All things health wise!

Hello everyone 🙂

So, January is over and thank goodness for that but still no let up in the nasty wet weather. This blog is about some health issues.

Prostate Cancer

We had some bad news on the 31 January. My husband John has been diagnosed with Prostate Cancer! Luckily he has a great GP who tested him regularly and then got him referred (he’d had prostate trouble before but it wasn’t cancer). The hospital got him a quick appointment and following an uncomfortable afternoon having a biopsy we had to wait about 10 days for the results.

The hospital had him in to see the Consultant within a couple of days and we sat in the waiting room wondering what would be the outcome. We walked into the consultant’s office and there was a nurse in there too. She sat to the side with a folder of information – I knew then the result was cancer! The consultant was very good, explained what the prognosis is, which is good! Apparently, John has a low-grade cancer in 5% of his prostate. It’s so small they could’ve missed it, in fact the consultant explained that most men over 50 could have it and in autopsies on men who have died in accidents and had heart attacks etc, it is found the they all have prostate problems, if not cancer. It’s a worrying thought! However, he did explain very clearly that low-grade prostate cancer is usually treated with active monitoring which means that they take regular blood tests and after 2 years, if the levels stay the same (or before if they rise) they do more tests and take another biopsy to check.

There was to be a case conference at the main prostate cancer hospital (Guys) on 4/2/14 and the nurse should’ve rung us to let us know what they said. As of today (8/2/14) no call. Although, it is almost a forgone conclusion that they will recommend active monitoring as the side effects from an operation or radiotherapy are far worse than the actual cancer. Prostate Cancer is a slow-growing cancer and most men who have it don’t have any problem until they are into their late 70s early 80s and that’s when invasive treatment is recommended (unless it spreads beforehand – which is why the PSA levels are checked regularly).

John and I have discussed the pros and cons and we are going to stick with Active Monitoring for now and John is being proactive by changing his diet by drinking 6 cups of green tea a day and eating more of the things he already does plus some things that he’s not been too keen on in the past! He’s even started using Soya Milk on his cereal (I can’t stand the stuff!). He’s hoping it will help protect him from the cancer getting any worse, I’m just glad that he’s being positive and not letting things get him down. So, here we all go into the future with the C word in our heads but not in our hearts, we will not let it get to us!
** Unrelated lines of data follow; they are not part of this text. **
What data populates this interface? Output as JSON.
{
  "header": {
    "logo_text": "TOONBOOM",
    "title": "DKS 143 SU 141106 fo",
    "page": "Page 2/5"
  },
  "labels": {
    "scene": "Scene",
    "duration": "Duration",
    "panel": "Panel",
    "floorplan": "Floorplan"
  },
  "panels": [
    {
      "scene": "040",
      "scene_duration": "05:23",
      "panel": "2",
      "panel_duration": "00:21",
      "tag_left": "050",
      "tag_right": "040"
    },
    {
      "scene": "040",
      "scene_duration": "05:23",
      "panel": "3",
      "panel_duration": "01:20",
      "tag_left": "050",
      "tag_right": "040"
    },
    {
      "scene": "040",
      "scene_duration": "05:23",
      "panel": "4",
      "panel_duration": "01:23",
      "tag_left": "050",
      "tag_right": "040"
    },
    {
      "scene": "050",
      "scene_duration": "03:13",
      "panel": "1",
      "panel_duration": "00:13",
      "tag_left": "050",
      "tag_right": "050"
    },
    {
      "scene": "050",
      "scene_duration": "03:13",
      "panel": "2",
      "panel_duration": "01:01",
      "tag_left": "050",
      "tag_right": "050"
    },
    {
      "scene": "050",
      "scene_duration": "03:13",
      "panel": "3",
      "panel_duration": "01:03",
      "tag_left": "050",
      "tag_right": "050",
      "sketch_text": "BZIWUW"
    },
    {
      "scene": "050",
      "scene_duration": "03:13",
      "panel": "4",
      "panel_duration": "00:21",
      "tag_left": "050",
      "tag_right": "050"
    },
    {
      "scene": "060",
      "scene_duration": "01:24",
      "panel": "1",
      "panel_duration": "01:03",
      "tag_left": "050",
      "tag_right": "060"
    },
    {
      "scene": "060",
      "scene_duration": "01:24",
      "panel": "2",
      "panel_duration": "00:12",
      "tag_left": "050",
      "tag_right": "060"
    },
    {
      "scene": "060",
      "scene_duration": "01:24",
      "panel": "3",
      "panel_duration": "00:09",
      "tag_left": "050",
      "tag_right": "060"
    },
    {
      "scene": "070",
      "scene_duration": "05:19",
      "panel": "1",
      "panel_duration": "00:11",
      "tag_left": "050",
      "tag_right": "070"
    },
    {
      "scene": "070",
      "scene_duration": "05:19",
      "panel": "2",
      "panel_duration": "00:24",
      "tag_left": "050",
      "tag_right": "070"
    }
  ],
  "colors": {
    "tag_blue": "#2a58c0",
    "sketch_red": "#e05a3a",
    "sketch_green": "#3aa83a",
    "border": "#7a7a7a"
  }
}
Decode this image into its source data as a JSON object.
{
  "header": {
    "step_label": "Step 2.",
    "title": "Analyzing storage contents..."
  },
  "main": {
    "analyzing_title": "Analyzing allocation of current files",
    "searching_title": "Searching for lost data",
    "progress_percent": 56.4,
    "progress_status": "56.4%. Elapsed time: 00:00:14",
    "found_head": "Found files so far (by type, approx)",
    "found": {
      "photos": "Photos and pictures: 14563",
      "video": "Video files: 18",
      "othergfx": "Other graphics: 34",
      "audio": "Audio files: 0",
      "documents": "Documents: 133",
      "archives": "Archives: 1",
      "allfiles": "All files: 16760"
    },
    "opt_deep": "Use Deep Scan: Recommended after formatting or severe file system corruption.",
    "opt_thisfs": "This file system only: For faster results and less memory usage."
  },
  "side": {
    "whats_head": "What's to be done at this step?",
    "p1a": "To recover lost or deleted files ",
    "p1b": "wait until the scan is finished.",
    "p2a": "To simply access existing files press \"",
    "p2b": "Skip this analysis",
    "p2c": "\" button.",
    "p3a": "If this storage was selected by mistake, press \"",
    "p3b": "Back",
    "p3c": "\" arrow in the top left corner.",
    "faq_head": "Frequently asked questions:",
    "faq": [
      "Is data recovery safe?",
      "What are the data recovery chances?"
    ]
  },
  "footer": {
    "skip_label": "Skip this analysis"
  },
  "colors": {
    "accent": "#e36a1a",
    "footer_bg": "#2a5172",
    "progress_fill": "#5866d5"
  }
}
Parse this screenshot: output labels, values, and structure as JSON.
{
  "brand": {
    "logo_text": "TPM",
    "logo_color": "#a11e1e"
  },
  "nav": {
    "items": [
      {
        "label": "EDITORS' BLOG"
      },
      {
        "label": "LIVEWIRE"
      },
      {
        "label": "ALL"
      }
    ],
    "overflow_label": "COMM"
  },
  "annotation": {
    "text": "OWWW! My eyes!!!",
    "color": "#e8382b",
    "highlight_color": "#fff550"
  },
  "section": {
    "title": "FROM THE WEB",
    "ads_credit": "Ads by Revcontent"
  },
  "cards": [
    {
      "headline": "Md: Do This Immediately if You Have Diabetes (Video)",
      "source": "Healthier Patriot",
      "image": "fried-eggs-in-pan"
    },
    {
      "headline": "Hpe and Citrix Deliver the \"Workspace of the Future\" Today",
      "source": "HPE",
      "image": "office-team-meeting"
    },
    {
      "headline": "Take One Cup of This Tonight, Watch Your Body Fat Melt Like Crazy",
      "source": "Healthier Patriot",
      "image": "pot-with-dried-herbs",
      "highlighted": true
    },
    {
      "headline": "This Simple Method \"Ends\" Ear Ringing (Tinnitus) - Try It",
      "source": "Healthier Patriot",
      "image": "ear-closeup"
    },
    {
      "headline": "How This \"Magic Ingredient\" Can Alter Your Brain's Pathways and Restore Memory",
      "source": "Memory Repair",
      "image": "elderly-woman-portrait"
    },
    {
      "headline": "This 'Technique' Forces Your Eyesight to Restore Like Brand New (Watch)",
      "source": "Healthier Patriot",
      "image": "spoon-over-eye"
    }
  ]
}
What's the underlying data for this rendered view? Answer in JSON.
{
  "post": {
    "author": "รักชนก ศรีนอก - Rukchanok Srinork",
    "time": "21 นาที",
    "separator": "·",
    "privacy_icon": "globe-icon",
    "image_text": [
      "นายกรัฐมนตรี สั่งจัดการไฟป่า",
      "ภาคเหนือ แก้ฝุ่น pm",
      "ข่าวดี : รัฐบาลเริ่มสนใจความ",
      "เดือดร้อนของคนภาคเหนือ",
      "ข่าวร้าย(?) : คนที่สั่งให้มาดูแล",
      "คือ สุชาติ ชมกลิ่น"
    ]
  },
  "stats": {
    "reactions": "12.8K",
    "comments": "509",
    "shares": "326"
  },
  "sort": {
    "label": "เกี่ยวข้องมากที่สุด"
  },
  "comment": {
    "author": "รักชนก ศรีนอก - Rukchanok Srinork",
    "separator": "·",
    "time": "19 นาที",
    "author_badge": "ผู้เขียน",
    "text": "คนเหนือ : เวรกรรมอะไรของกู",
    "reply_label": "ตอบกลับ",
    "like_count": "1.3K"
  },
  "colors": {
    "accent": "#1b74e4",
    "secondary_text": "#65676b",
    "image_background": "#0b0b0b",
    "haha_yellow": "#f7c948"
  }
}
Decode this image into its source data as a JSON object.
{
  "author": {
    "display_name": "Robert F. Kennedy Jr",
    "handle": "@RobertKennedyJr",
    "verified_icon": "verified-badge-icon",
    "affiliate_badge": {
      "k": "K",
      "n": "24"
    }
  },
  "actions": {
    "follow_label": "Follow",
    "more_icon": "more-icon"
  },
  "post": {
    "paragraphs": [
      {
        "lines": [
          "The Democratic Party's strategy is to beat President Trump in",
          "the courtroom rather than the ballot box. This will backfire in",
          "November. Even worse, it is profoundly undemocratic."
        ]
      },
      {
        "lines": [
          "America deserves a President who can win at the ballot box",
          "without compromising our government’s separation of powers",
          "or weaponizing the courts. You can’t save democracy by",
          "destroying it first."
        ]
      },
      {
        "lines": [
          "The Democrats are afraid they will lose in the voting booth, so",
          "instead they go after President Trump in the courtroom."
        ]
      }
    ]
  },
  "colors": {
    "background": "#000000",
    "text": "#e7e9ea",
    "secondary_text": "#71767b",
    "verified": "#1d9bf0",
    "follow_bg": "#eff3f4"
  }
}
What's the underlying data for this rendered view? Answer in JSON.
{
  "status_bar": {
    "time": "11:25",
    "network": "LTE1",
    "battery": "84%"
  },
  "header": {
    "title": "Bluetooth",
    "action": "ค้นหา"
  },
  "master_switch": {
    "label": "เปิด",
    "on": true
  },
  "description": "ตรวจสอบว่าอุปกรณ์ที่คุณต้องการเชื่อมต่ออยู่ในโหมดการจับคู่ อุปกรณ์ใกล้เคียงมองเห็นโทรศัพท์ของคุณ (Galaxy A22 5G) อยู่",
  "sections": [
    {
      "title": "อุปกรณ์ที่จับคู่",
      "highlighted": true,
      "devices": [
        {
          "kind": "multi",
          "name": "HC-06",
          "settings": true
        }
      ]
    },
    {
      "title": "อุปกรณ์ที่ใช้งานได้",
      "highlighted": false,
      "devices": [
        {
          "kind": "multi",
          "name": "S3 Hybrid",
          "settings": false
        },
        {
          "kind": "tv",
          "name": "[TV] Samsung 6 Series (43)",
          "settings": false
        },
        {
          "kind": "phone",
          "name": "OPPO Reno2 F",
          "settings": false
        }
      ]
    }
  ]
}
Prostate cancer is in the news at the moment with the new Men United campaign headed by the comedian Bill Bailey it is a great campaign bringing awareness to all men. I’ve put the link to the Prostate Cancer website here for you to get more information.